The above artwork is strange and bizarre, but an anxiety attack can be just as strange and bizarre. For as long as I can remember this particular vision would pop up out of nowhere. I say vision because it would happen while fully awake. I would be quietly sitting in math class and then, without any warning, I would be stuck between two elephants boxing. My heart would race and my head would throb with every punch that was thrown. As a child, I had no idea what was happening but I knew the elephants were not real, so I kept quiet about it. It was not real, so I did not have to address it.
The elephants would enter the arena with their satin robes draped over their massive shoulders. The crowd would start cheering and the first punch would be thrown POW!! The crowd would roar with excitement as I would cringe in fear of being trampled. WHAM!! my head would pound with the resonance of a timpani drum. BOOM. BOOM. BOOM. My heart would march along to the rhythmic tempo and accelerate as the cheering would get louder. Meanwhile, those sitting around me casually went on with the math lesson not knowing of the battle going inside of me.
These attacks would strike at some of the oddest moments. I could never be sure when the elephants would appear, but the one place they never appeared was when I was drawing, so the art room became my sanctuary and comfort.
Art to me is extremely therapeutic. There is a zen-like quality to immersing oneself into a creative state of mind. Allowing the emotion to ebb through and come out on to the canvas, paper, tablet, or the pixels of digital art, is a release of the anxiety that can get bottled up within. When my life gets chaotic or stressful and I don’t make time for my creativity to flow, that is when the elephants make their appearance and can stampede through my mind. Exercising the inner muse is my way of calming the herd of judgment and self-doubt that can accompany the anxiety.
I have a friend who is always scolding me for putting others before myself. He sees the destruction that happens to my soul and ultimately my art when I neglect myself. The anxiety builds up to the point where I feel trapped between two boxing elephants. That is the time to stop, take a moment, breathe, and realize that I am in control and not the elephants. I have the choice of crouching in fear or standing up and proclaiming myself as the champion in the ring.
Ahhhhhh. Disappointment, the gum on the shoe of every artist. Difficult to remove and a constant reminder of a step once taken. It clings to your soul and gives you a feeling of inadequacy. A nagging persistence that your art or even you are not good enough. It is a struggle that everyone must deal with from time to time. It has become a constant companion that is stuck to my shoe and I have learned to incorporate it into my walk. Every now and then it gets a little sticky, but most of the time it’s just an imbalance that needs to be corrected.
The artistic way of life is really quite masochistic. The muse inspires one to create, but the creation seldom measures up to what the mind has envisioned. Leaving an artist feeling disappointed, discouraged, disillusioned, and dejected. Then that artwork is put on display for all the world to judge. If the piece is accepted the brain is flooded with endorphins that will give the artist a temporary high.

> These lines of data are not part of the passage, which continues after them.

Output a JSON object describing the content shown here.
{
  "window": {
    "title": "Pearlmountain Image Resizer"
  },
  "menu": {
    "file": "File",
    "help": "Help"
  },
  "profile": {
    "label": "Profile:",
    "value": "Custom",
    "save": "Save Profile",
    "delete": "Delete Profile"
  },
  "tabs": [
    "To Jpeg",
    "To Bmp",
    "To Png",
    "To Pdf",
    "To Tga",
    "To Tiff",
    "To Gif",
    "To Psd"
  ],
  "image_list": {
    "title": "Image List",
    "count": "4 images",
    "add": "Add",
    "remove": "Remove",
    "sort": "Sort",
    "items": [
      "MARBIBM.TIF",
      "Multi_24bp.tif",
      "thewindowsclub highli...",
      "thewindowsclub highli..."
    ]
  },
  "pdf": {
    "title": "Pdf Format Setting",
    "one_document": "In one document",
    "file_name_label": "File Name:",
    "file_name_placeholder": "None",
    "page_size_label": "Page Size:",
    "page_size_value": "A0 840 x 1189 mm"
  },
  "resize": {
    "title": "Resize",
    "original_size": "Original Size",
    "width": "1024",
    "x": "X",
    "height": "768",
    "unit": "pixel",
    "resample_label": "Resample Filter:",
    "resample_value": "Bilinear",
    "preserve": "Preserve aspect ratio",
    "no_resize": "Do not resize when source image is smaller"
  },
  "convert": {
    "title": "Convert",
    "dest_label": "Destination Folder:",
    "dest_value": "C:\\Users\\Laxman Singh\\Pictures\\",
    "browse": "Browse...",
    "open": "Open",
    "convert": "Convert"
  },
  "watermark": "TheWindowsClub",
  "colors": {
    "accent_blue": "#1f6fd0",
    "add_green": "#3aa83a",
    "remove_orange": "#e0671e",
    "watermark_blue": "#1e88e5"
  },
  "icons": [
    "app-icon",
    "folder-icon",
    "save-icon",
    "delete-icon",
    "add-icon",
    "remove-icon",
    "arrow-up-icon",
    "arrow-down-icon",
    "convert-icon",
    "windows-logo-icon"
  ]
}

A high that is desperately sought after, to the point that rejection is the price that is willing to be paid in order to achieve a personal validation.

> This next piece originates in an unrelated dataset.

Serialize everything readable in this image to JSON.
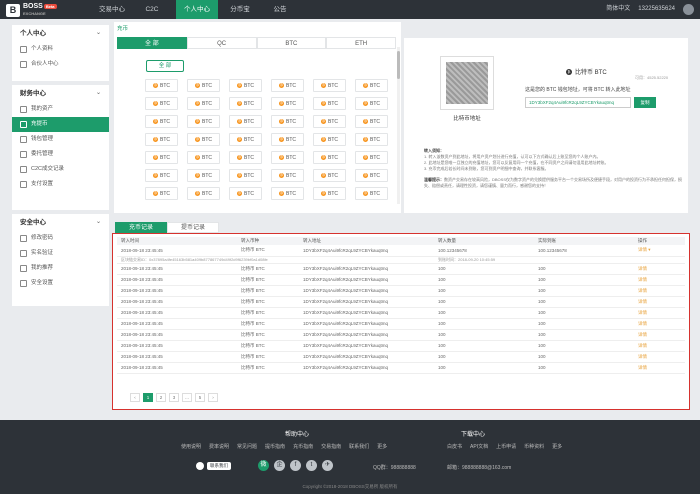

This week I received another email that will be added to the collection of rejection letters in my file cabinet. (I keep thinking that someday I will make a collage of all of them). It felt like I had just stepped on a tarantula size wad of gum. No matter how much I tried to shake it off, it would not let loose. This was not the same as entering a juried art show where the judging was based on your work and whether or not it would fit in with the rest of the show. This felt personal. A judgment of me and who I am. No matter how many times I told myself, “It’s nothing personal.” It stuck to my soul as a constant reminder that I was not worthy. I would be happily preparing Thanksgiving dinner and then BAM! it would remind me and I would start crying. (The blessing was, I could blame the crying on cutting onions). It took a few days and a few bottles of wine to accept the fact that it wasn’t personal. It’s not that I wasn’t worthy, it’s simply that I wasn’t ready YET.
It is extremely tempting to give up and not submit oneself to rejection over and over again, but then there would never be that ultimate high of validation. That wondrous ecstasy of achievement that I strive for. If we let the disappointments fester an accumulate we become stuck and never move forward. Disappointments can fool you and stretch to make you feel like you are moving forward, but they will inevitably pull you back to where you were. I will scrape the gum from my shoe and leave a bit of the residue to harden, to remind me that life has its disappointments, it’s what we do with them that makes the difference. The important thing is to keep moving forward, that is the only way to arrive at where you are going.
Now then, please excuse me while I go to the store to purchase a pack of gum. I seem to have dropped mine.